A North Carolina woman who was recalled to the Army four years after being honorably discharged was driving nearly 400 miles and braving a Southeastern winter storm to report for duty Sunday, with her children by her side.
Lisa Pagan was en route to Fort Benning, despite the snow, and said in a phone interview she hoped to reach the Georgia post by early evening.
"I know I'm on my way doing what I need to do," Pagan said. "But I'm a little nervous."
Pagan said she wasn't expected at Fort Benning at a specific time, other than to get there by the end of the day. She said road conditions weren't too bad, but the weather had slowed her down.
The Imperial Unconscious: Afghan Faces, Predators, Reapers, Terrorist Stars, Roman Conquerors, Imperial Graveyards, and Other Oddities of the Truncated American Century
By Tom Engelhardt | Tom Dispatch.com
Sometimes, it's the everyday things, the ones that fly below the radar, that matter.
Here, according to Bloomberg News, is part of Secretary of Defense Robert Gates's recent testimony on the Afghan War before the Senate Foreign Relations Committee:
"U.S. goals in Afghanistan must be 'modest, realistic,' and 'above all, there must be an Afghan face on this war,' Gates said. 'The Afghan people must believe this is their war and we are there to help them. If they think we are there for our own purposes, then we will go the way of every other foreign army that has been in Afghanistan.'"

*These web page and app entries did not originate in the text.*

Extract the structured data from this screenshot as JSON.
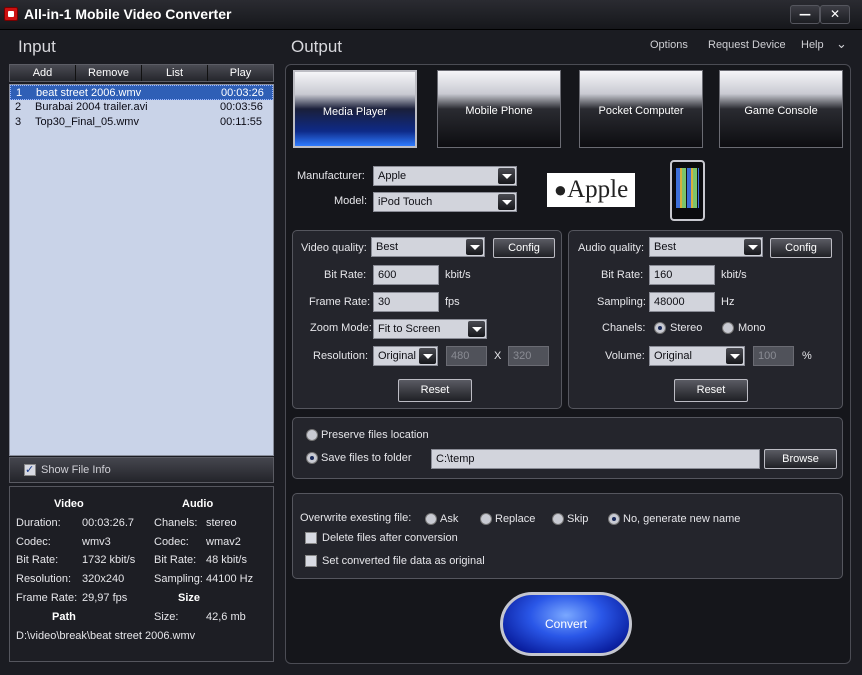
{
  "window": {
    "title": "All-in-1 Mobile Video Converter",
    "minimize": "—",
    "close": "✕"
  },
  "input": {
    "heading": "Input",
    "toolbar": [
      "Add",
      "Remove",
      "List",
      "Play"
    ],
    "files": [
      {
        "num": "1",
        "name": "beat street 2006.wmv",
        "duration": "00:03:26"
      },
      {
        "num": "2",
        "name": "Burabai 2004 trailer.avi",
        "duration": "00:03:56"
      },
      {
        "num": "3",
        "name": "Top30_Final_05.wmv",
        "duration": "00:11:55"
      }
    ],
    "show_file_info": "Show File Info"
  },
  "info": {
    "video_heading": "Video",
    "audio_heading": "Audio",
    "duration_label": "Duration:",
    "duration": "00:03:26.7",
    "codec_label": "Codec:",
    "codec": "wmv3",
    "bitrate_label": "Bit Rate:",
    "bitrate": "1732 kbit/s",
    "resolution_label": "Resolution:",
    "resolution": "320x240",
    "framerate_label": "Frame Rate:",
    "framerate": "29,97 fps",
    "chanels_label": "Chanels:",
    "chanels": "stereo",
    "acodec_label": "Codec:",
    "acodec": "wmav2",
    "abitrate_label": "Bit Rate:",
    "abitrate": "48 kbit/s",
    "sampling_label": "Sampling:",
    "sampling": "44100 Hz",
    "size_heading": "Size",
    "size_label": "Size:",
    "size": "42,6 mb",
    "path_heading": "Path",
    "path": "D:\\video\\break\\beat street 2006.wmv"
  },
  "output": {
    "heading": "Output",
    "links": [
      "Options",
      "Request Device",
      "Help"
    ],
    "categories": [
      "Media Player",
      "Mobile Phone",
      "Pocket Computer",
      "Game Console"
    ],
    "manufacturer_label": "Manufacturer:",
    "manufacturer": "Apple",
    "model_label": "Model:",
    "model": "iPod Touch",
    "brand_logo": "Apple",
    "video": {
      "quality_label": "Video quality:",
      "quality": "Best",
      "config": "Config",
      "bitrate_label": "Bit Rate:",
      "bitrate": "600",
      "bitrate_unit": "kbit/s",
      "framerate_label": "Frame Rate:",
      "framerate": "30",
      "framerate_unit": "fps",
      "zoom_label": "Zoom Mode:",
      "zoom": "Fit to Screen",
      "resolution_label": "Resolution:",
      "resolution": "Original",
      "width": "480",
      "x": "X",
      "height": "320",
      "reset": "Reset"
    },
    "audio": {
      "quality_label": "Audio quality:",
      "quality": "Best",
      "config": "Config",
      "bitrate_label": "Bit Rate:",
      "bitrate": "160",
      "bitrate_unit": "kbit/s",
      "sampling_label": "Sampling:",
      "sampling": "48000",
      "sampling_unit": "Hz",
      "chanels_label": "Chanels:",
      "stereo": "Stereo",
      "mono": "Mono",
      "volume_label": "Volume:",
      "volume": "Original",
      "volume_value": "100",
      "volume_unit": "%",
      "reset": "Reset"
    },
    "location": {
      "preserve": "Preserve files location",
      "save_to": "Save files to folder",
      "folder": "C:\\temp",
      "browse": "Browse"
    },
    "overwrite": {
      "label": "Overwrite exesting file:",
      "ask": "Ask",
      "replace": "Replace",
      "skip": "Skip",
      "no": "No, generate new name",
      "delete_after": "Delete files after conversion",
      "set_original": "Set converted file data as original"
    },
    "convert": "Convert"
  }
}
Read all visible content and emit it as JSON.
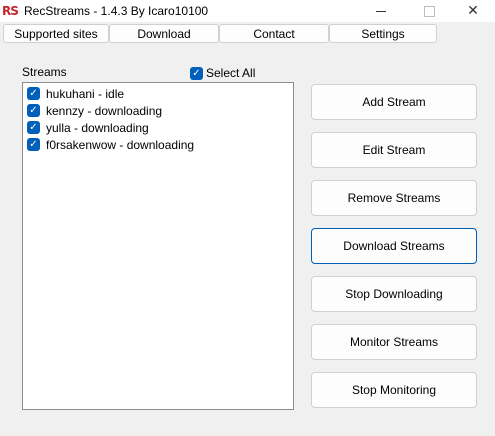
{
  "window": {
    "app_icon_text": "RS",
    "title": "RecStreams - 1.4.3 By Icaro10100",
    "close_glyph": "✕"
  },
  "tabs": [
    {
      "label": "Supported sites"
    },
    {
      "label": "Download"
    },
    {
      "label": "Contact"
    },
    {
      "label": "Settings"
    }
  ],
  "streams_panel": {
    "label": "Streams",
    "select_all": {
      "label": "Select All",
      "checked": true
    },
    "items": [
      {
        "label": "hukuhani - idle",
        "checked": true
      },
      {
        "label": "kennzy - downloading",
        "checked": true
      },
      {
        "label": "yulla - downloading",
        "checked": true
      },
      {
        "label": "f0rsakenwow - downloading",
        "checked": true
      }
    ]
  },
  "actions": [
    {
      "label": "Add Stream"
    },
    {
      "label": "Edit Stream"
    },
    {
      "label": "Remove Streams"
    },
    {
      "label": "Download Streams",
      "focused": true
    },
    {
      "label": "Stop Downloading"
    },
    {
      "label": "Monitor Streams"
    },
    {
      "label": "Stop Monitoring"
    }
  ],
  "colors": {
    "accent": "#005fb8",
    "icon_red": "#c1272d",
    "background": "#f0f0f0"
  },
  "icons": {
    "app": "rs-logo-icon",
    "minimize": "minimize-icon",
    "maximize": "maximize-icon",
    "close": "close-icon",
    "check": "checkmark-icon"
  }
}
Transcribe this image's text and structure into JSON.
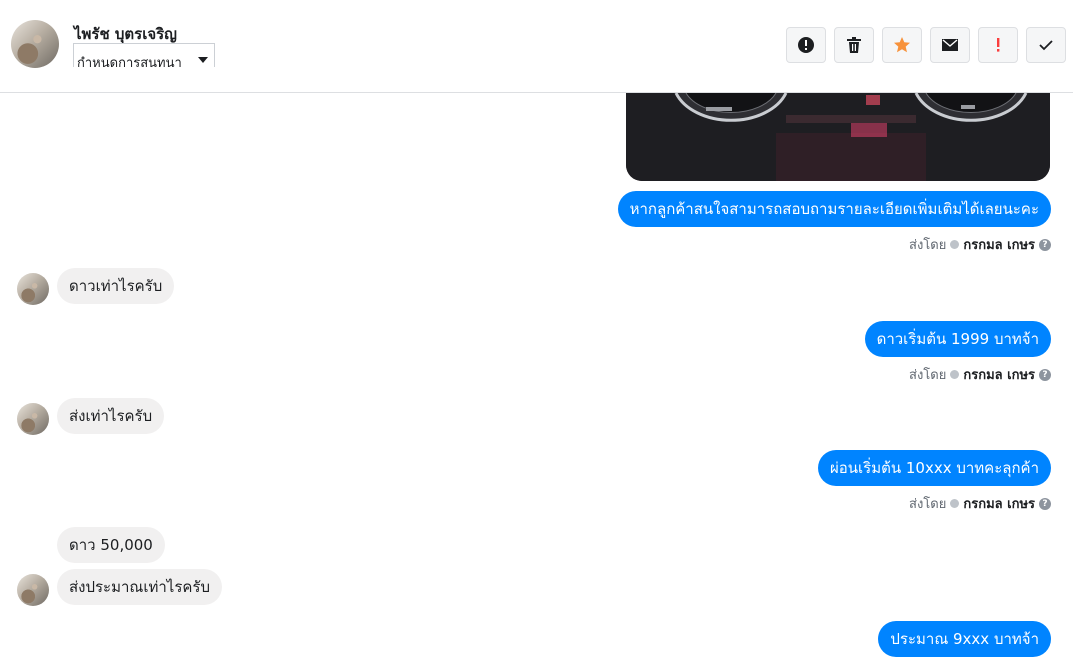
{
  "header": {
    "contact_name": "ไพรัช บุตรเจริญ",
    "assign_label": "กำหนดการสนทนา",
    "buttons": [
      {
        "name": "spam-button",
        "icon": "alert-circle-icon"
      },
      {
        "name": "delete-button",
        "icon": "trash-icon"
      },
      {
        "name": "star-button",
        "icon": "star-icon",
        "color": "#f7923b"
      },
      {
        "name": "mark-unread-button",
        "icon": "envelope-icon"
      },
      {
        "name": "mark-important-button",
        "icon": "exclamation-icon",
        "color": "#fa3e3e"
      },
      {
        "name": "mark-done-button",
        "icon": "checkmark-icon"
      }
    ]
  },
  "messages": {
    "out1": "หากลูกค้าสนใจสามารถสอบถามรายละเอียดเพิ่มเติมได้เลยนะคะ",
    "in1": "ดาวเท่าไรครับ",
    "out2": "ดาวเริ่มต้น 1999 บาทจ้า",
    "in2": "ส่งเท่าไรครับ",
    "out3": "ผ่อนเริ่มต้น 10xxx บาทคะลุกค้า",
    "in3a": "ดาว 50,000",
    "in3b": "ส่งประมาณเท่าไรครับ",
    "out4": "ประมาณ 9xxx บาทจ้า"
  },
  "sent_by": {
    "prefix": "ส่งโดย",
    "name": "กรกมล เกษร"
  },
  "colors": {
    "outgoing_bubble": "#0084ff",
    "incoming_bubble": "#f1f0f0"
  }
}
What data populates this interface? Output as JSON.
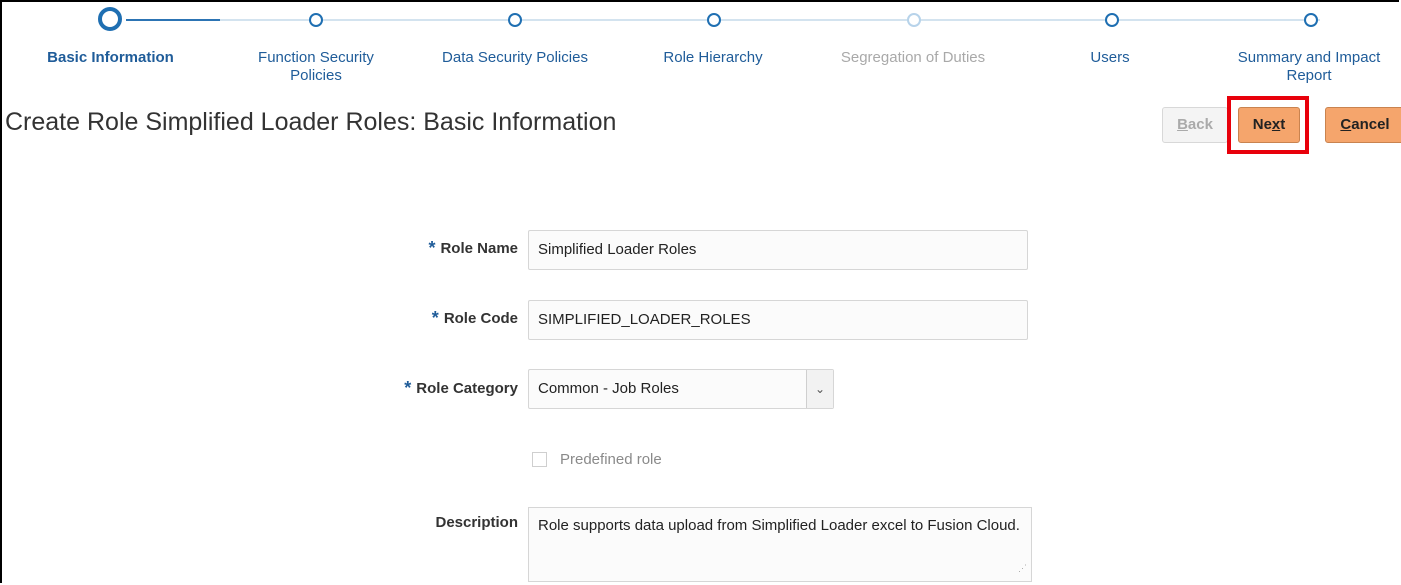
{
  "train": {
    "steps": [
      {
        "label_lines": [
          "Basic Information"
        ],
        "state": "current"
      },
      {
        "label_lines": [
          "Function Security",
          "Policies"
        ],
        "state": "normal"
      },
      {
        "label_lines": [
          "Data Security Policies"
        ],
        "state": "normal"
      },
      {
        "label_lines": [
          "Role Hierarchy"
        ],
        "state": "normal"
      },
      {
        "label_lines": [
          "Segregation of Duties"
        ],
        "state": "disabled"
      },
      {
        "label_lines": [
          "Users"
        ],
        "state": "normal"
      },
      {
        "label_lines": [
          "Summary and Impact",
          "Report"
        ],
        "state": "normal"
      }
    ]
  },
  "page": {
    "title": "Create Role Simplified Loader Roles: Basic Information"
  },
  "toolbar": {
    "back_pre": "B",
    "back_mnemonic": "",
    "back_post": "ack",
    "back_first": "B",
    "next_pre": "Ne",
    "next_mnemonic": "x",
    "next_post": "t",
    "cancel_mnemonic": "C",
    "cancel_post": "ancel"
  },
  "form": {
    "required_marker": "*",
    "role_name_label": "Role Name",
    "role_name_value": "Simplified Loader Roles",
    "role_code_label": "Role Code",
    "role_code_value": "SIMPLIFIED_LOADER_ROLES",
    "role_category_label": "Role Category",
    "role_category_value": "Common - Job Roles",
    "predefined_label": "Predefined role",
    "description_label": "Description",
    "description_value": "Role supports data upload from Simplified Loader excel to Fusion Cloud."
  },
  "colors": {
    "accent": "#1f6fb2",
    "button_primary": "#f5a56c",
    "highlight_box": "#e8000b"
  }
}
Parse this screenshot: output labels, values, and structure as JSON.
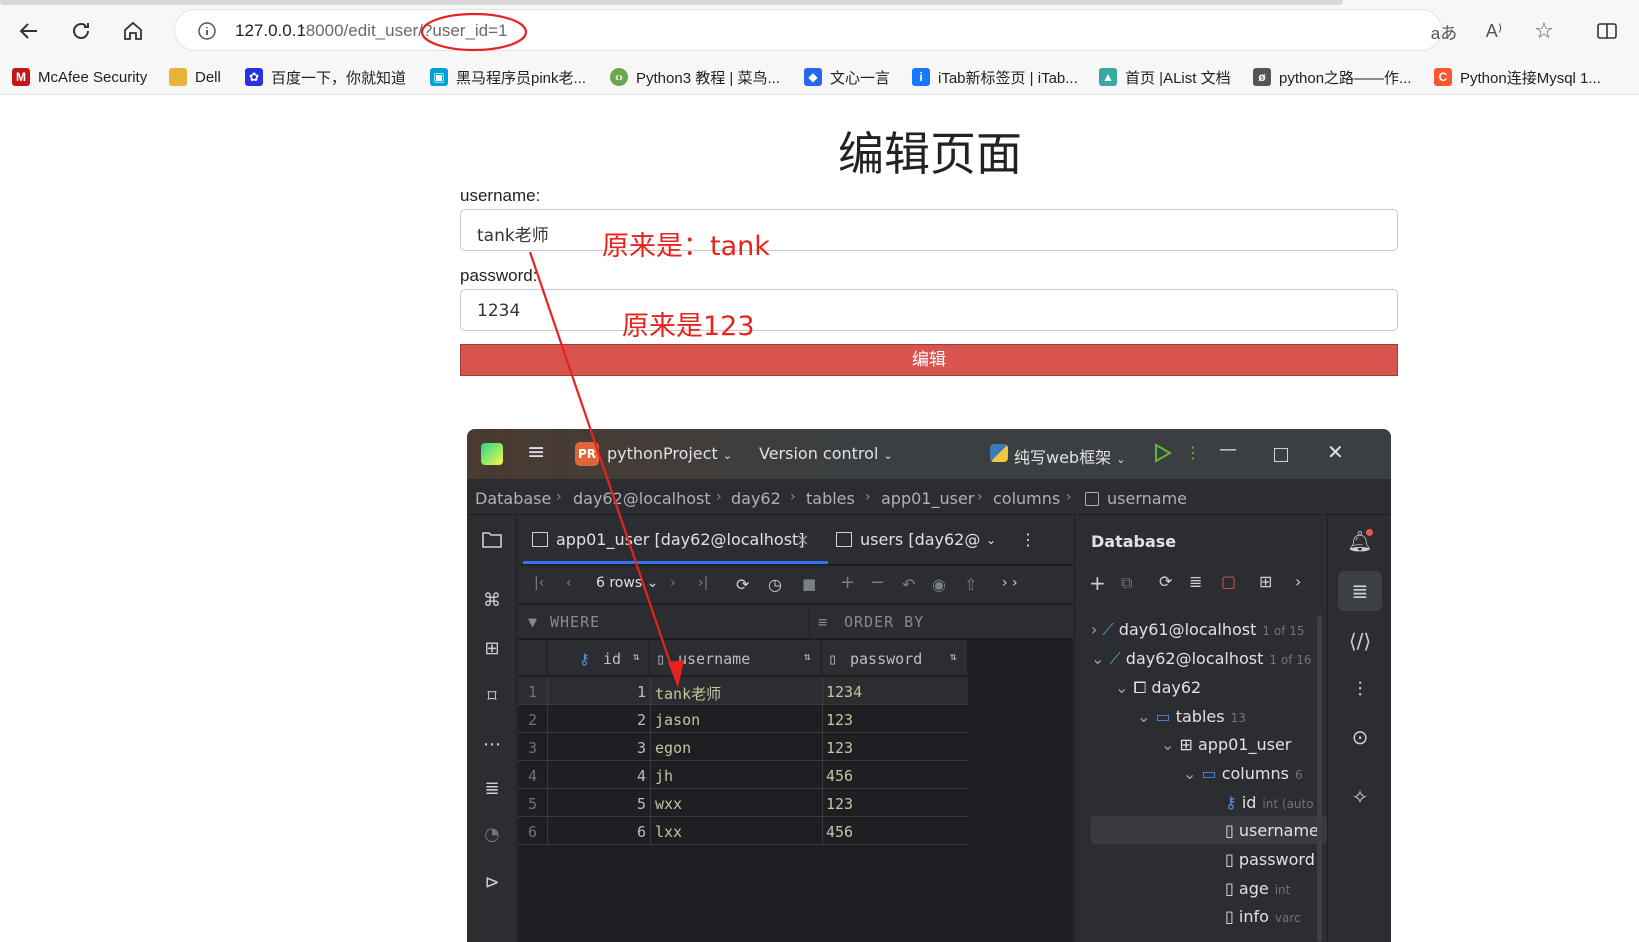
{
  "browser": {
    "url_host": "127.0.0.1",
    "url_path": ":8000/edit_user/?user_id=1",
    "bookmarks": [
      {
        "label": "McAfee Security",
        "icon": "mcafee-icon",
        "color": "#c01818"
      },
      {
        "label": "Dell",
        "icon": "folder-icon",
        "color": "#e8b339"
      },
      {
        "label": "百度一下，你就知道",
        "icon": "baidu-icon",
        "color": "#2932e1"
      },
      {
        "label": "黑马程序员pink老...",
        "icon": "bilibili-icon",
        "color": "#00a1d6"
      },
      {
        "label": "Python3 教程 | 菜鸟...",
        "icon": "runoob-icon",
        "color": "#6aa84f"
      },
      {
        "label": "文心一言",
        "icon": "wenxin-icon",
        "color": "#2468f2"
      },
      {
        "label": "iTab新标签页 | iTab...",
        "icon": "itab-icon",
        "color": "#1677ff"
      },
      {
        "label": "首页 |AList 文档",
        "icon": "alist-icon",
        "color": "#3aa7a3"
      },
      {
        "label": "python之路——作...",
        "icon": "python-road-icon",
        "color": "#555555"
      },
      {
        "label": "Python连接Mysql 1...",
        "icon": "csdn-icon",
        "color": "#fc5531"
      }
    ]
  },
  "form": {
    "title": "编辑页面",
    "username_label": "username:",
    "username_value": "tank老师",
    "password_label": "password:",
    "password_value": "1234",
    "submit_label": "编辑"
  },
  "annotations": {
    "note_username": "原来是：tank",
    "note_password": "原来是123",
    "accent_color": "#e8231f"
  },
  "ide": {
    "project_badge": "PR",
    "project_name": "pythonProject",
    "vcs_label": "Version control",
    "run_config": "纯写web框架",
    "breadcrumbs": [
      "Database",
      "day62@localhost",
      "day62",
      "tables",
      "app01_user",
      "columns",
      "username"
    ],
    "tabs": [
      {
        "label": "app01_user [day62@localhost]"
      },
      {
        "label": "users [day62@"
      }
    ],
    "rows_label": "6 rows",
    "where_label": "WHERE",
    "orderby_label": "ORDER BY",
    "columns": [
      "id",
      "username",
      "password"
    ],
    "rows": [
      {
        "n": "1",
        "id": "1",
        "username": "tank老师",
        "password": "1234"
      },
      {
        "n": "2",
        "id": "2",
        "username": "jason",
        "password": "123"
      },
      {
        "n": "3",
        "id": "3",
        "username": "egon",
        "password": "123"
      },
      {
        "n": "4",
        "id": "4",
        "username": "jh",
        "password": "456"
      },
      {
        "n": "5",
        "id": "5",
        "username": "wxx",
        "password": "123"
      },
      {
        "n": "6",
        "id": "6",
        "username": "lxx",
        "password": "456"
      }
    ],
    "db_panel": {
      "title": "Database",
      "tree": {
        "day61": {
          "label": "day61@localhost",
          "meta": "1 of 15"
        },
        "day62": {
          "label": "day62@localhost",
          "meta": "1 of 16"
        },
        "schema": {
          "label": "day62"
        },
        "tables": {
          "label": "tables",
          "meta": "13"
        },
        "table": {
          "label": "app01_user"
        },
        "columns": {
          "label": "columns",
          "meta": "6"
        },
        "col_id": {
          "label": "id",
          "meta": "int (auto"
        },
        "col_username": {
          "label": "username"
        },
        "col_password": {
          "label": "password"
        },
        "col_age": {
          "label": "age",
          "meta": "int"
        },
        "col_info": {
          "label": "info",
          "meta": "varc"
        }
      }
    }
  }
}
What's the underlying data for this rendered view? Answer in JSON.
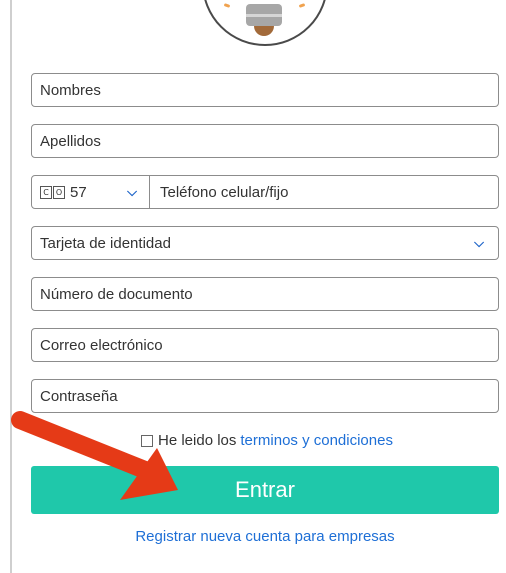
{
  "form": {
    "nombres_placeholder": "Nombres",
    "apellidos_placeholder": "Apellidos",
    "country_flag_letters": [
      "C",
      "O"
    ],
    "country_code": "57",
    "phone_placeholder": "Teléfono celular/fijo",
    "document_type_selected": "Tarjeta de identidad",
    "document_number_placeholder": "Número de documento",
    "email_placeholder": "Correo electrónico",
    "password_placeholder": "Contraseña",
    "terms_prefix": "He leido los",
    "terms_link": "terminos y condiciones",
    "submit_label": "Entrar",
    "register_link": "Registrar nueva cuenta para empresas"
  },
  "icons": {
    "dropdown": "chevron-down-icon",
    "logo": "lightbulb-logo",
    "annotation": "red-arrow"
  },
  "colors": {
    "primary_button": "#1fc8aa",
    "link": "#1e6fd6",
    "annotation_arrow": "#e53a17"
  }
}
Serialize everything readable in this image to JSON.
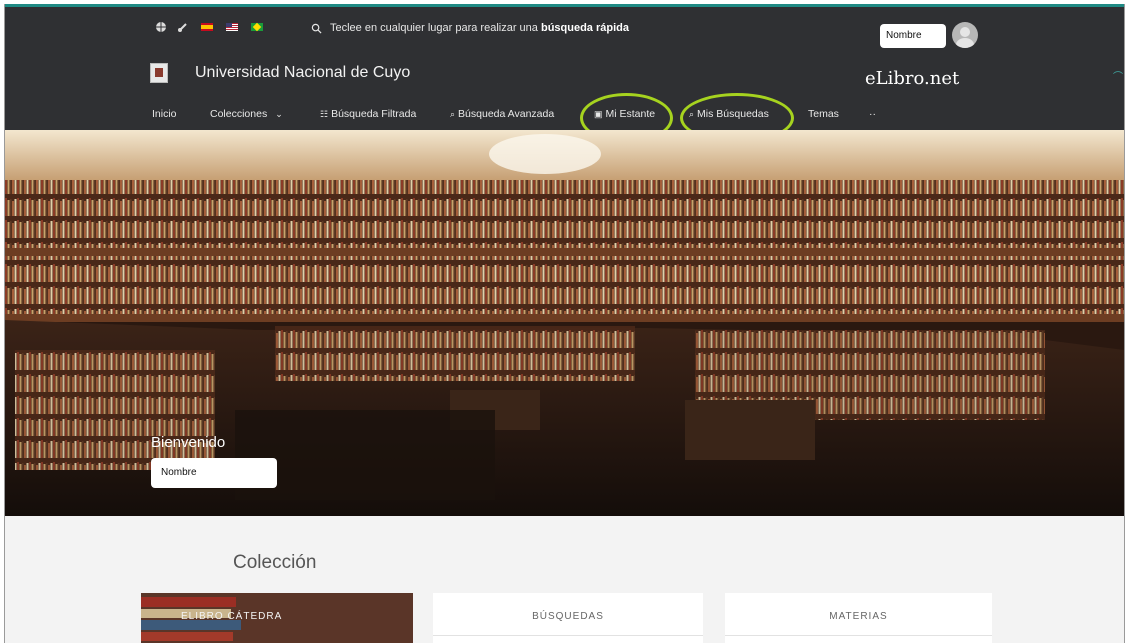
{
  "top_bar": {
    "search_text": "Teclee en cualquier lugar para realizar una",
    "search_text_bold": "búsqueda rápida",
    "user_name": "Nombre",
    "flag_icons": [
      "spain-flag-icon",
      "usa-flag-icon",
      "brazil-flag-icon"
    ]
  },
  "brand": {
    "institution": "Universidad Nacional de Cuyo",
    "elibro": "eLibro.net"
  },
  "nav": {
    "items": [
      {
        "label": "Inicio"
      },
      {
        "label": "Colecciones"
      },
      {
        "label": "Búsqueda Filtrada"
      },
      {
        "label": "Búsqueda Avanzada"
      },
      {
        "label": "Mi Estante"
      },
      {
        "label": "Mis Búsquedas"
      },
      {
        "label": "Temas"
      },
      {
        "label": "··"
      }
    ]
  },
  "hero": {
    "welcome": "Bienvenido",
    "name_value": "Nombre"
  },
  "collection": {
    "title": "Colección",
    "cards": [
      {
        "label": "ELIBRO CÁTEDRA"
      },
      {
        "label": "BÚSQUEDAS"
      },
      {
        "label": "MATERIAS"
      }
    ]
  },
  "colors": {
    "header_bg": "#2f3033",
    "highlight_circle": "#a6d31f",
    "accent": "#1f8a84"
  }
}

Now, in our world, a statement like this seems so obvious, so reasonable as to be beyond comment. And yet, stop a moment and think about this part of it: "there must be an Afghan face on this war." U.S. military and civilian officials used an equivalent phrase in 2005-2006 when things were going really, really wrong in Iraq. It was then commonplace -- and no less unremarked upon -- for them to urgently suggest that an "Iraqi face" be put on events there.
HOW TO GET HELP: Veterans can contact the VA's Health Benefits Service Center at 1-877-222-VETS (8387) or go to http://www.va.gov/healtheligibility.
A former soldier once adamantly argued in an e-mail to me that no one can really be "against the war" but "for the troops."
I disagreed, banking on a higher level of empathy among non-military citizenry who also hold passionate views on war.
Still, I'll concede a few points to that Vietnam veteran and VA volunteer. He was speaking largely about the experience of the Vietnam War vets, and also as a supporter of George W. Bush.
Older soldiers find a niche in new Army | 'GI Jorge,' a father, grandfather and struggling property appraiser, is becoming a soldier at 40 to secure his family's financial future.
By Carol Rosenberg | Miami Herald
As the South Florida real estate market disintegrated and the number of jobless rose, 40-year-old Jorge Gil Muela made a young man's decision.
The five-foot-seven, 235-pound property appraiser walked into a recruiting center in a Kendall strip mall in December to join the Army. He was told to shed 50 pounds. It's a small price, he said, for the job security and pay, family health insurance and new career as a cargo handler.
A 185-pound Muela will report for duty at Fort Sill, Okla., next month, leaving his wife, children and grandchildren behind in Miami.